At Home in The Zone
At Home in The Zone
Apr. 01, 1996
NEW YORK (AP) _ Coach Jim Boeheim tries to convince people that Syracuse is not wed to that fuddy, duddy zone defense, antiquated in this day of man-to-man racehorse basketball.
Old pal Rick Pitino, who will be on the opposite bench when Kentucky faces the Orangemen in tonight's NCAA tournament championship game, doesn't believe that for a moment.
``It's the staple,'' Pitino said. ``It's the defense they play most of the time. They're the best 2-3 zone in the country.''
So it's unlikely that Boeheim will discard the defense that maneuvered Syracuse through the tournament minefield, and Pitino knows it.
Boeheim's 2-3 is a psychological weapon, too. It invites bombs-away basketball from beyond the 3-point line. Make a couple like Mississippi State did in Saturday's semifinal and maybe a team forgets the inside game, the way Mississippi State did in Saturday's semifinal.
Pitino calls that fool's gold.
``You have to be patient,'' he said. ``If you make three or four long jump shots and if you think you've discovered a way to beat it, you're really not. Patience, dribble penetration and offensive rebounding is the key to beat a great zone defense.''
A year ago, North Carolina's zone bounced Kentucky from the tournament. Pitino said the Wildcats have practiced against it ever since, although it is rarely seen in the SEC where Kentucky plays.
Boeheim insists Syracuse is more than a zone team.
``We really play the defense that's most effective for us,'' he said. ``The zone has been most effective in the tournament. We've always played zone, but in different years. I remember one year we played 90 percent zone. And some years we've played 5 or 10 percent zone. We've played probably 50 percent man-to-man this year.''
Not lately, though.
The deciding factor is the makeup of the team. ``The more physical you are, the quicker, better talented athlete you have, the more I think you tend to want to play man-to-man,'' he said.
Because this Syracuse team does not have those kind of players, Boeheim has used the zone to compensate. The results have been almost entirely positive.

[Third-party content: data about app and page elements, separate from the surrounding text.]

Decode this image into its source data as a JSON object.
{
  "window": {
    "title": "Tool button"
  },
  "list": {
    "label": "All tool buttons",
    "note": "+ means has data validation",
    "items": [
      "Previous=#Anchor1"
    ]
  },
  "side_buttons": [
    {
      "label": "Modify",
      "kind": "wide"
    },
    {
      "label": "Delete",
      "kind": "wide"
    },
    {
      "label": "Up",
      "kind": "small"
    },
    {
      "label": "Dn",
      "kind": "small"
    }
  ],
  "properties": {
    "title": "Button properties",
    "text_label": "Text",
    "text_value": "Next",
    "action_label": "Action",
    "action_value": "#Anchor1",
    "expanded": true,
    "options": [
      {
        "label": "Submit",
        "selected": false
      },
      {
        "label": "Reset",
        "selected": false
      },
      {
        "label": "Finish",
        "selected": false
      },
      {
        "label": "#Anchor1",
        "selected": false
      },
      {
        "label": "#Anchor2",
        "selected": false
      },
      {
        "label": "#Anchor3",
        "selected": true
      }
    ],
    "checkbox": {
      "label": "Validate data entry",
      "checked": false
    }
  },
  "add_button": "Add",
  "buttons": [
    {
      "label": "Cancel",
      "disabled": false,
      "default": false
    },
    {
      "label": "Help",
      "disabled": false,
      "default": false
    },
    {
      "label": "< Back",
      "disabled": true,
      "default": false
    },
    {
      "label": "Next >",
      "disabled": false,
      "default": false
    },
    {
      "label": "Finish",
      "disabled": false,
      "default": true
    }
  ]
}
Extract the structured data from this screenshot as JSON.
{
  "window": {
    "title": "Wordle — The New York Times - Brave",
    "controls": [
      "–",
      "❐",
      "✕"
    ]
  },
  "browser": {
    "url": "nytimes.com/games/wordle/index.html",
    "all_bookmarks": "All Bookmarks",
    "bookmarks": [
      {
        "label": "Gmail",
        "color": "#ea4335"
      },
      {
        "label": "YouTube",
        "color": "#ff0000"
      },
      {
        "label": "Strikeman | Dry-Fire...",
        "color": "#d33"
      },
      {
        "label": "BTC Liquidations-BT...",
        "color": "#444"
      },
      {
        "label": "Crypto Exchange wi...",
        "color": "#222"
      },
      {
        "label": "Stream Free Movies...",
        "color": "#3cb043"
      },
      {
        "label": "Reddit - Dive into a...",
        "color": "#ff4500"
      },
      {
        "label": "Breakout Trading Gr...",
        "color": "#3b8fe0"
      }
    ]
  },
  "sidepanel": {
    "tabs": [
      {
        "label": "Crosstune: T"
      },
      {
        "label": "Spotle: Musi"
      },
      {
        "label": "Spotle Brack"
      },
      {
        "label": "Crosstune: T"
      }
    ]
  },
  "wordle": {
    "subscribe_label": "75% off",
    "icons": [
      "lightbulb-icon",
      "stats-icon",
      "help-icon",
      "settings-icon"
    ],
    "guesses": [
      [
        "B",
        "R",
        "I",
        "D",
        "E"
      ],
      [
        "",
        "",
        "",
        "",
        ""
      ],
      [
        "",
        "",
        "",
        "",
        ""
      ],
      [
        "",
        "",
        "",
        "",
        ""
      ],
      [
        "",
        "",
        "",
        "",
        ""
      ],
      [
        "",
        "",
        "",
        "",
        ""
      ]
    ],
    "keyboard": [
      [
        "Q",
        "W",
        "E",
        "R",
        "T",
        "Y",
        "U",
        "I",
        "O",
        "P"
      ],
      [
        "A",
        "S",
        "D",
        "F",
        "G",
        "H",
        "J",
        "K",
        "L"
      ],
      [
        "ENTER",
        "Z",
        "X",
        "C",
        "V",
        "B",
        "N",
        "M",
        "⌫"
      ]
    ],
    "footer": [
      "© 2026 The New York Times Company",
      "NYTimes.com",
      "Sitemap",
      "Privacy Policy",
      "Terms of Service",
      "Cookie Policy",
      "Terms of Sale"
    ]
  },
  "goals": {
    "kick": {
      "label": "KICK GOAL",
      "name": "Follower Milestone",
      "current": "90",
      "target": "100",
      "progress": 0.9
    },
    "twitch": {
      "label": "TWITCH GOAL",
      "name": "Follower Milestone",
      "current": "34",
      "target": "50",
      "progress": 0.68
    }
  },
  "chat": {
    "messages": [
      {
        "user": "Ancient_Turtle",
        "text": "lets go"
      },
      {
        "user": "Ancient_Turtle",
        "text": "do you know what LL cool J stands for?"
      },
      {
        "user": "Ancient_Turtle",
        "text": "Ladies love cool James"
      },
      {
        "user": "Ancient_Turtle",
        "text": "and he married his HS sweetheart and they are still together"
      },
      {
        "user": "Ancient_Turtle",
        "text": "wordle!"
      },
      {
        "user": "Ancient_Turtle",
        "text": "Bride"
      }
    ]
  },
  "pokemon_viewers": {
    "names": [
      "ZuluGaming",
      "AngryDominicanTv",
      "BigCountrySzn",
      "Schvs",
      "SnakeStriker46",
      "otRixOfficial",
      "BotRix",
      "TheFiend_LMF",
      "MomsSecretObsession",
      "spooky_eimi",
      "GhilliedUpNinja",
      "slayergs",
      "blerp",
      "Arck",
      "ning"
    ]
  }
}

The zone is a foul-protection defense, important for a team like Syracuse that is a little short on depth.
``The zone can't be effective unless you adjust and the players adjust when people attack and hurt you,'' the coach said. ``The way we play our zone encourages people to take 3's. Kentucky will attack our zone better. We've got to be prepared to adjust. We've been able to do that throughout the year.''
In their game last year, Syracuse used a man-to-man defense and lost 77-71. Boeheim wouldn't blame the defense, though, suggesting that it's entirely possible he might go in that direction tonight.
And if he doesn't, if Syracuse stays in its zone, the Orangemen hope Kentucky takes the open 3-point bait.
``Sometimes,'' Boeheim said, ``when you're playing zone defense and a team makes a couple of outside shots, they think it's going to be easy. They think they can make the 3's and sometimes they take more 3's than maybe they would like to in that situation. If they miss some early, then they maybe try to pound it inside and attack it inside a little more.''
Tony Delk, Kentucky's shooting guard, knows what Boeheim is up to.
``You don't want to take the first open shot that you get because that's what they want you to do and you're playing right into their hands,'' he said. ``We know we have to get the ball inside and make the defense play honest against us.''
Usually, though, the zone disrupts teams.
``I'm not sure what it is,'' Boeheim said. ``I hope nobody figures it out until after Monday. Then we'll put out the video on Tuesday and market it.''